Check out excerpt #8 from our book-in-progress, Who’s Raising Our Kids? Nurturing Human Values in a Digital World (©2017)!
“Mom, do you know what a hooker and a stripper is?” My son was seven, and I was driving him home from school. I was surprised, to say the least. I assured him I did and asked if he knew what a hooker and stripper was. It turns out that, at recess, a friend described a video game he had played the day before at a 12-year-old’s house. In the game, if you killed enough people, you entered a room where a woman took off her top. That was a stripper, his friend explained. If you killed more people and got to a higher level of the game, you entered a room where a woman took off all her clothes. That, my son told me, was a hooker. What was most unnerving about this story is that by seven years old, despite my best and most diligent parenting, I could not prevent my son’s first exposure to the idea of naked women being a reward for violence.

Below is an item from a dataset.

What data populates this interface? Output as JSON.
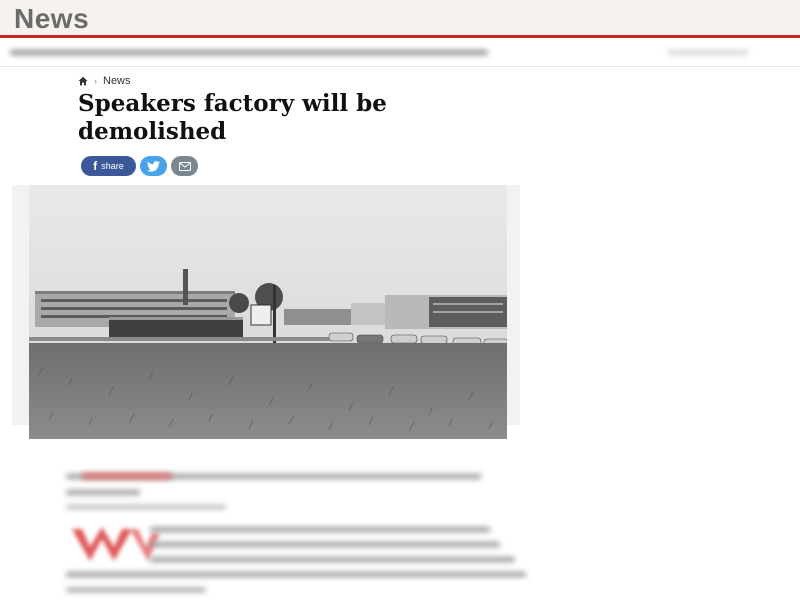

Investigating further, I found out the mother of the seven-year-old didn’t know her son had played that game and the mother of the 12-year-old had no idea her son owned that game. Neither knew such online environments even existed. But their children had gone through that door and stayed for hours, learning about how men who kill are entitled to naked women.
There are so many subtle ways that games acculturate our children, yet most of us know next to nothing about the environment that we’ve given them. We would never be so lax if we were dropping our children off at someone’s house. We’d want to know if the environment was safe and that the people there had some sense of right and wrong. We’d make sure that things like hitting, cursing, stealing, shooting, and misogyny—at the very least—weren’t happening because we understand their profound impact on kids.
Today, we need to develop ways as a family and culture to protect our kids from environments that harm them. We need to ask the parents of our kids’ friends what types of games they have at home. We need to inform our kids that there are games that encourage people to be mean and violent and, even though they are “just games,” it’s never okay to have “fun” killing and humiliating others. We can be clear that, in the same way we wouldn’t want them to play at a house where people act that way, we don’t want them to play those kinds of games.
Of course, not all games have horrible values. Some games elicit creativity, compassion, and sharing. For some particularly shy kids, certain games help them connect to other children. I’ve had mothers of children with Asperger’s or social anxiety disorder tell me that video games have been a godsend, allowing otherwise isolated children to bond with peers. It’s wonderful when a socially anxious teen can make a connection in a chat room, or a teen with few friends can socialize with fellow gamers. That said, there are pitfalls in these situations as well.
Greg is an anxious 19-year-old with Asperger’s syndrome, who barely finished high school and has been living in his parent’s basement for the last year. He games until dawn and sleeps all day. He has a number of online friendships with fellow gamers that matter a great deal to him. Among these friends he’s considered a leader. He’s intelligent and aware that he will not be able to sustain this current life, but he is unable to disengage. It’s easy to imagine that his parents could just unplug him. But until you have worked with the nightmare of gaming addiction, it’s impossible to understand how horrific a child’s response can be. Children threaten suicide, cut themselves, destroy property, attack their parents. Kids are hospitalized. Police are called. And it’s not just what they are learning from the game, it’s what they are not learning about life. The longer they play, the more they miss out on important life experiences needed to become independent human beings.
One day I asked Greg why the gaming world was preferable to life. “When I’m online, I’m a success,” he said. “When I’m offline, I’m a loser.” Sadly, whether he realizes it or not, his capacity to succeed in the real world diminishes with each passing day.
Not all kids will become addicted, but some will. And if you can’t justify placing your child’s brain in an environment that you do not have the time or ability to thoroughly examine, why spend your money bringing it into your house?